The installation Villa Lituania, presented at MO Museum, is a rare opportunity to see the reconstruction of the Lithuanian pavilion, which at the 2007 Venice Biennale received an Honorable Mention by the jury.
The project Villa Lituania, designed for the 52nd Venice Biennale by artists and recipients of the Lithuanian National Prize for Culture and Arts, Nomeda and Gediminas Urbonas, has received international attention and recognition (it was featured at MACBA Museum in Barcelona, Arcos Museum in Italy, introduced in the international publications Global Work of Art and the Critical Art Anthology of MoMA Museum in New York) and is exhibited in Lithuania for the first time. The installation, which belongs to the MO collection, is displayed in the context of the first MO exhibition “All Art Is About Us” (curator Raminta Jurėnaitė). The installation as well as its history and video material will be available at MO until 10 March.
Why is Villa Lituania important?
The project Villa Lituania, which has sparked off debate in the worlds of both art and politics, creates a poetic narrative of the lost territory and the desire to recover it. It is an artistic expression of the fight for freedom.
Villa Lituania was built in Rome in 1933-1940 and served as the Embassy of the Republic of Lithuania in Italy. After the occupation of Lithuania, the Soviets founded the USSR Representation there. After 1990, the building became the Russian Consulate and the issue of its return has not been resolved.
In 2007, N. & G. Urbonas proposed an artistic provocation – symbolic pigeon race between Venice and Rome. Pigeons, which stand for peace, had to land in a pigeon house, built in the garden of the Villa Lituania Embassy in Rome – the last occupied territory of Lithuania. After unsuccessful negotiations with Russia and without the permission to build the pigeon house, the original idea had to be adjusted, and the pigeon race of the Villa Lituania Cup took place in Venice.
“This whole project has a multilayer nature that encourages reflection of important and painful events in our history: occupation and fight for freedom. Symbolically, the installation will be opened almost on the eve of the Freedom Defenders‘ Day,” says Milda Ivanauskienė, Director at MO.
Symbolic venue for the project
As the project, aimed at preservation of historical memory and artistic activism, Villa Lituania interrelates with the Pro-Test Laboratory by N. & G. Urbonas, which took place more than a decade ago in exact same place – the cinema theatre Lietuva, which stood in the current location of MO. The social, public and political campaign, aimed at resisting the privatisation of cultural sites and demanding the preservation of public spaces in the city, has evolved into a public movement.
“Art can sometimes achieve more than politics or diplomacy. After the ineffective efforts of the post-Soviet Lithuanian diplomats to recover the lost territory, Villa Lituania is now alive at MO, where, among other stories, its visitors can hear the authentic voice of Ambassador Kazys Lozoraitis,” adds Gediminas Urbonas.

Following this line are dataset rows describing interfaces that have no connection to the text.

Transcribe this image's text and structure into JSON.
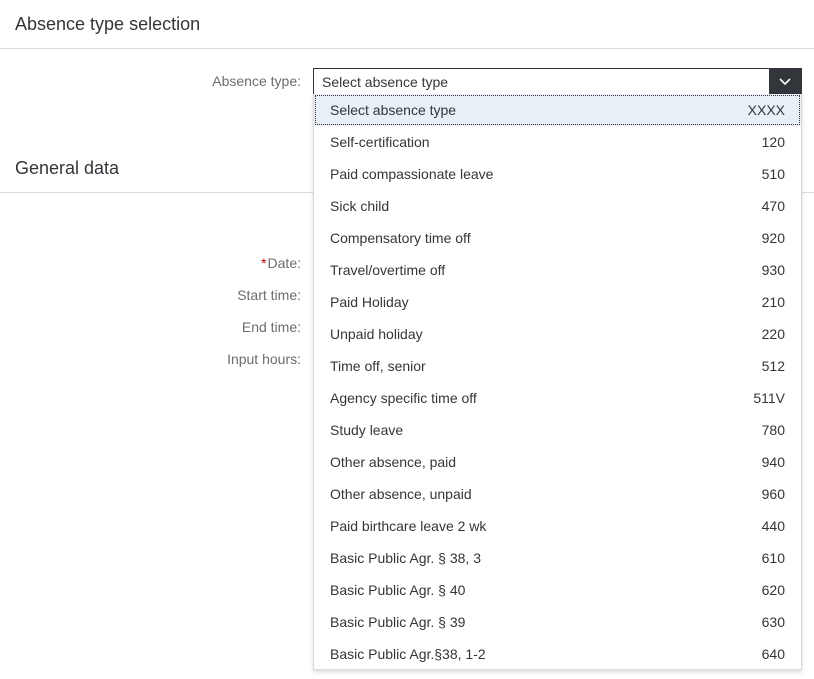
{
  "sections": {
    "absence_selection_title": "Absence type selection",
    "general_data_title": "General data"
  },
  "form": {
    "absence_type_label": "Absence type:",
    "absence_type_value": "Select absence type",
    "date_label": "Date:",
    "date_required_marker": "*",
    "start_time_label": "Start time:",
    "end_time_label": "End time:",
    "input_hours_label": "Input hours:"
  },
  "dropdown": {
    "arrow_icon": "chevron-down-icon",
    "options": [
      {
        "label": "Select absence type",
        "code": "XXXX",
        "selected": true
      },
      {
        "label": "Self-certification",
        "code": "120"
      },
      {
        "label": "Paid compassionate leave",
        "code": "510"
      },
      {
        "label": "Sick child",
        "code": "470"
      },
      {
        "label": "Compensatory time off",
        "code": "920"
      },
      {
        "label": "Travel/overtime off",
        "code": "930"
      },
      {
        "label": "Paid Holiday",
        "code": "210"
      },
      {
        "label": "Unpaid holiday",
        "code": "220"
      },
      {
        "label": "Time off, senior",
        "code": "512"
      },
      {
        "label": "Agency specific time off",
        "code": "511V"
      },
      {
        "label": "Study leave",
        "code": "780"
      },
      {
        "label": "Other absence, paid",
        "code": "940"
      },
      {
        "label": "Other absence, unpaid",
        "code": "960"
      },
      {
        "label": "Paid birthcare leave 2 wk",
        "code": "440"
      },
      {
        "label": "Basic Public Agr. § 38, 3",
        "code": "610"
      },
      {
        "label": "Basic Public Agr. § 40",
        "code": "620"
      },
      {
        "label": "Basic Public Agr. § 39",
        "code": "630"
      },
      {
        "label": "Basic Public Agr.§38, 1-2",
        "code": "640"
      }
    ]
  },
  "colors": {
    "text": "#32363a",
    "label": "#6a6d70",
    "required": "#bb0000",
    "selected_bg": "#e8eff6",
    "arrow_bg": "#32363a"
  }
}
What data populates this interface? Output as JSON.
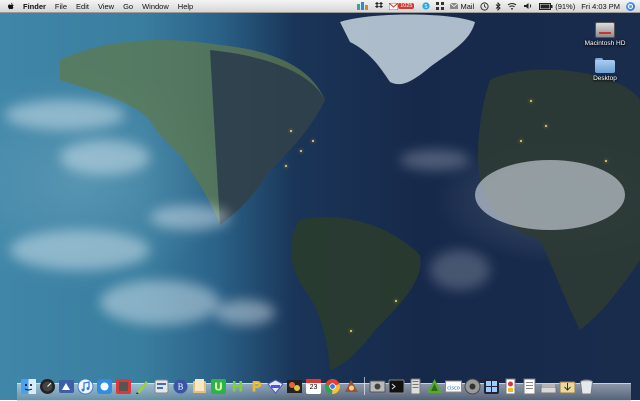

The installation of Villa Lituania at MO will be open for viewers for two months. During this period, visitors of the museum will not only be able to get to know more about the reconstruction of the project, but also take part in other activities. Visitors can visit the installation with MO Museum ticket.
N. & G. Urbonas are among the most prominent Lithuanian artists, theorists, and educators of today, who have gained international recognition due to their interdisciplinary projects in the field of public art of political and protest nature. Recently, they have been looking into ecological themes. In 2018, the artists represented Lithuania in Venice for the second time and presented the project the Swamp Pavilion at the Architecture Biennale. They are also recipients of the Lithuanian National Prize for Culture and Arts.
Opening of Villa Lituania: photo album.
Photo credit: Radvilė Juozapaitytė